— Records shown —

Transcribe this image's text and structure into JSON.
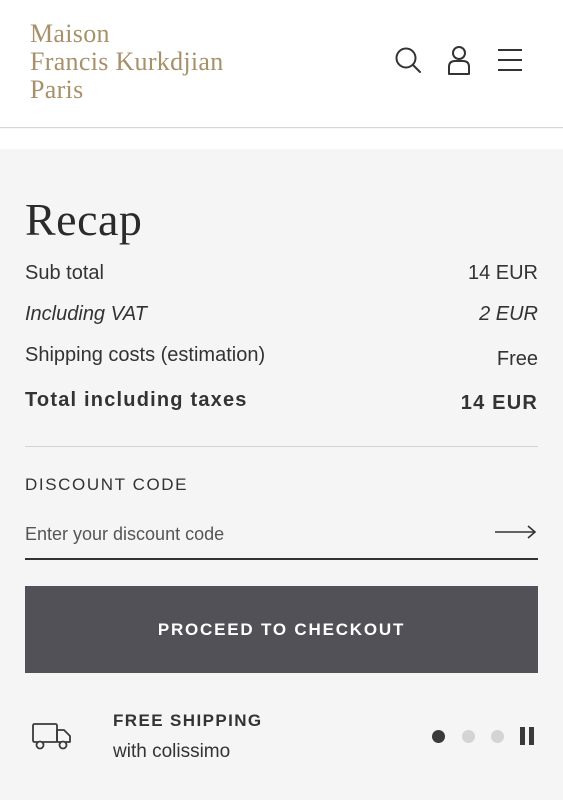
{
  "header": {
    "logo_lines": [
      "Maison",
      "Francis Kurkdjian",
      "Paris"
    ],
    "icons": {
      "search": "search-icon",
      "account": "user-icon",
      "menu": "hamburger-menu-icon"
    }
  },
  "recap": {
    "title": "Recap",
    "rows": [
      {
        "label": "Sub total",
        "value": "14 EUR"
      },
      {
        "label": "Including VAT",
        "value": "2 EUR"
      },
      {
        "label": "Shipping costs (estimation)",
        "value": "Free"
      },
      {
        "label": "Total including taxes",
        "value": "14 EUR"
      }
    ]
  },
  "discount": {
    "label": "DISCOUNT CODE",
    "placeholder": "Enter your discount code",
    "value": ""
  },
  "checkout": {
    "label": "PROCEED TO CHECKOUT"
  },
  "shipping_banner": {
    "title": "FREE SHIPPING",
    "subtitle": "with colissimo",
    "slide_count": 3,
    "active_slide": 1
  },
  "colors": {
    "logo_gold": "#a8916a",
    "button_bg": "#515157",
    "panel_bg": "#f5f5f5",
    "dot_active": "#3a3a3a",
    "dot_inactive": "#d4d4d4"
  }
}
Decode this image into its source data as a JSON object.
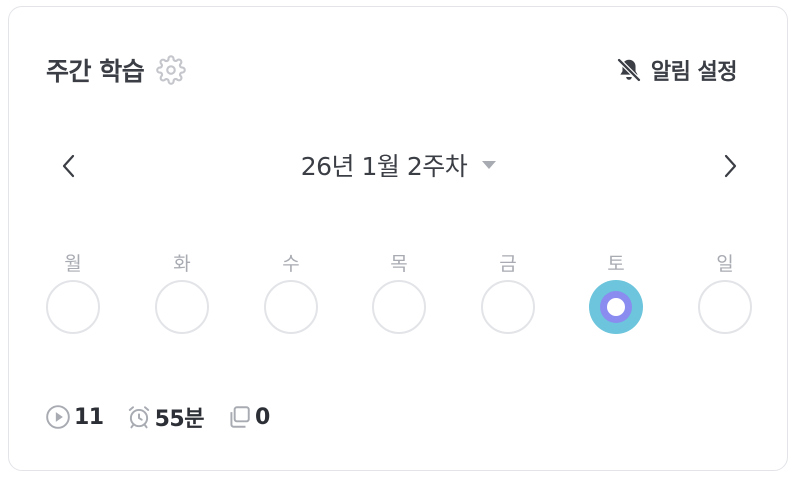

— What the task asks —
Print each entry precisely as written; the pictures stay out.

— Your response —
Transcribe this image's text and structure into JSON.
{
  "header": {
    "logo_lines": [
      "Maison",
      "Francis Kurkdjian",
      "Paris"
    ],
    "icons": {
      "search": "search-icon",
      "account": "user-icon",
      "menu": "hamburger-menu-icon"
    }
  },
  "recap": {
    "title": "Recap",
    "rows": [
      {
        "label": "Sub total",
        "value": "14 EUR"
      },
      {
        "label": "Including VAT",
        "value": "2 EUR"
      },
      {
        "label": "Shipping costs (estimation)",
        "value": "Free"
      },
      {
        "label": "Total including taxes",
        "value": "14 EUR"
      }
    ]
  },
  "discount": {
    "label": "DISCOUNT CODE",
    "placeholder": "Enter your discount code",
    "value": ""
  },
  "checkout": {
    "label": "PROCEED TO CHECKOUT"
  },
  "shipping_banner": {
    "title": "FREE SHIPPING",
    "subtitle": "with colissimo",
    "slide_count": 3,
    "active_slide": 1
  },
  "colors": {
    "logo_gold": "#a8916a",
    "button_bg": "#515157",
    "panel_bg": "#f5f5f5",
    "dot_active": "#3a3a3a",
    "dot_inactive": "#d4d4d4"
  }
}
Decode this image into its source data as a JSON object.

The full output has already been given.